Labor leader Keir Starmer has called on British Prime Minister Boris Johnson to resign in May 2020 over a party in Downing Street.
Starmer called Johnson’s attempts to explain the party a “pathetic spectacle” and called on him to “do the honorable thing” and resign during the Prime Minister’s Questions (PMQs) on Wednesday.
A leaked email published Monday revealed that one of Britain’s top officials invited staff to “socially distancing drinks in Garden No. 10” on May 20, 2020, when the country was under strict coronavirus restrictions.
Johnson said he wanted to “apologise” about the party in his opening statement on Wednesday.
“I have to take my responsibility,” he said.
Johnson later added that misjudgments were made and that he apologizes for them.
“I want to reiterate that I thought it was a work event and Mr Speaker, I’m very sorry we didn’t do things differently that night,” Johnson said.
In the run-up to Wednesday’s PMQs, several British lawmakers have called on Johnson to resign if he misled parliament as to whether he was present at the party.
“If he has violated his own leadership, if he has not been honest, then that is an extremely important issue. If the Prime Minister has misled parliament, he must resign,” Scottish Conservative leader Douglas Ross said on Tuesday. Sky News.
Other Conservative MPs share their anger and frustration.
Christian Wakeford, Conservative MP for Bury South, tweeted: “How do you defend the indefensible? That is not possible! It’s embarrassing and what’s worse is that it further erodes confidence in politics when it’s already low.”
Deputy Labor leader Angela Rayner described Johnson’s position on Wednesday as “untenable”.
Rayner told the BBC: “If he was at that party, he knows he broke those rules and must act accordingly.”
Ian Blackford, leader of the Scottish National Party in Westminster, added to calls for Johnson’s resignation.
Blackford told Sky News that if Johnson had broken the ministerial code, he “should go”.
This would “really stick in the throats of people” who would not have been able to properly mourn those who had died at the time the party was being held,” Blackford added.
On the day the party was said to have taken place, the UK recorded 268 deaths on its coronavirus dashboard.
On Tuesday, a group of people who lost relatives to Covid-19 wrote to Johnson to express their anger at new evidence that parties were taking place during the lockdown.
Hannah Brady’s father died four days before the party was scheduled to take place.
“On May 20, 2020, my father’s death certificate was signed. We were 30 years early planning his funeral…” Brady wrote on Tuesday on behalf of a group called COVID-19 Bereaved Families for Justice.

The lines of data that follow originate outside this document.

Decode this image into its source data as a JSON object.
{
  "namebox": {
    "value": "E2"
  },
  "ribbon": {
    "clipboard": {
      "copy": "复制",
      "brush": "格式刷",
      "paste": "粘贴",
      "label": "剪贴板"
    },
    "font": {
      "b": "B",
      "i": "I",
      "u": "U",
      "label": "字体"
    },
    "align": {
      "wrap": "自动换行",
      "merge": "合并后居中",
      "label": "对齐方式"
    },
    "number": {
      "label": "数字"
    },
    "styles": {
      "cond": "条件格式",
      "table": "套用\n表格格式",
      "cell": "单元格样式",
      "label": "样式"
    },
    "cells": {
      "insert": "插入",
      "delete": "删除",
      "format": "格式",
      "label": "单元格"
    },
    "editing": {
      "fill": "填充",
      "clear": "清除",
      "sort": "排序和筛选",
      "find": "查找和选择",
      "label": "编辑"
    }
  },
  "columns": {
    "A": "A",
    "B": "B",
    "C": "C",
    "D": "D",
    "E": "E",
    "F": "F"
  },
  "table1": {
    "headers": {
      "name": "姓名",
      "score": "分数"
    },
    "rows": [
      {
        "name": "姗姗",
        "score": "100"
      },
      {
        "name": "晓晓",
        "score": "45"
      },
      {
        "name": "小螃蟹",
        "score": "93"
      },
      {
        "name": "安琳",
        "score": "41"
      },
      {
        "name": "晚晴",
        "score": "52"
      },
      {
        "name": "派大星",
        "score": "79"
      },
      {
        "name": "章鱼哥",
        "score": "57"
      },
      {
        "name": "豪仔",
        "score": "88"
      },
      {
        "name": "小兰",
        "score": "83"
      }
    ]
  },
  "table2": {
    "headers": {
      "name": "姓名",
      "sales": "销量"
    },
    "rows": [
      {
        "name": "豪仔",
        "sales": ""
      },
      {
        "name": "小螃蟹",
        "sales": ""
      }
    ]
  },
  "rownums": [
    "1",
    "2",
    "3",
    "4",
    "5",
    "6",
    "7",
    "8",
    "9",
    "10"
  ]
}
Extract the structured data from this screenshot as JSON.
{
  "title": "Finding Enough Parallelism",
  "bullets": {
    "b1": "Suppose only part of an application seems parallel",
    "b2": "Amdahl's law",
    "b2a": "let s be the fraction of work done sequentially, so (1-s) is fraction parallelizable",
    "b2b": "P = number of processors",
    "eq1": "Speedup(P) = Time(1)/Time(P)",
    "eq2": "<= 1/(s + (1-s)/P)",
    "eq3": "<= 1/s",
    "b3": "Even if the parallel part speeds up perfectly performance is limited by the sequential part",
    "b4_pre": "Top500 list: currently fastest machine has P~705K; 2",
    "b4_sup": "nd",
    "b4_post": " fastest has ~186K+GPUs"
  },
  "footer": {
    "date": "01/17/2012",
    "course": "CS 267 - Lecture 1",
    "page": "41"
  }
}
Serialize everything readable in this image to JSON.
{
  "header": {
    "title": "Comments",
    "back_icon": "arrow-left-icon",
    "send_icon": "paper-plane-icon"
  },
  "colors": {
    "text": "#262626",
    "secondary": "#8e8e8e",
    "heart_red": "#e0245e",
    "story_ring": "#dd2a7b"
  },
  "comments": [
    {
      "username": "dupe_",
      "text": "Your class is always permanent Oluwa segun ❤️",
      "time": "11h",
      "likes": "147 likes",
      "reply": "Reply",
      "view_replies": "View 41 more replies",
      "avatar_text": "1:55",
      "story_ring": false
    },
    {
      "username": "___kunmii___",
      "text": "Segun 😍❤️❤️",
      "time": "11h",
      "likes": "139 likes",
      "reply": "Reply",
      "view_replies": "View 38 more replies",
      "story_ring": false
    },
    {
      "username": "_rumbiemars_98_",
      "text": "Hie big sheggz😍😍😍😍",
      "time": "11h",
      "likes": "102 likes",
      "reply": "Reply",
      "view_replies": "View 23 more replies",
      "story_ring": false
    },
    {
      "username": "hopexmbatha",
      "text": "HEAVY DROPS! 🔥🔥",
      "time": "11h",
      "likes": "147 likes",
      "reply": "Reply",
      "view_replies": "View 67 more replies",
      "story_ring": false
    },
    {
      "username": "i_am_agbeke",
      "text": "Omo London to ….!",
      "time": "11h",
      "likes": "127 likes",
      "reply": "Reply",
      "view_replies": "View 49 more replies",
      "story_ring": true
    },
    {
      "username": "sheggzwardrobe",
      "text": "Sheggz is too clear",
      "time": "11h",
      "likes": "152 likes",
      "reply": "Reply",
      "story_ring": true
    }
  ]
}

“I had to stand and watch my grandparents collapse over a hole in the ground, terrified that if I got near them they would get Covid and die too,” she added.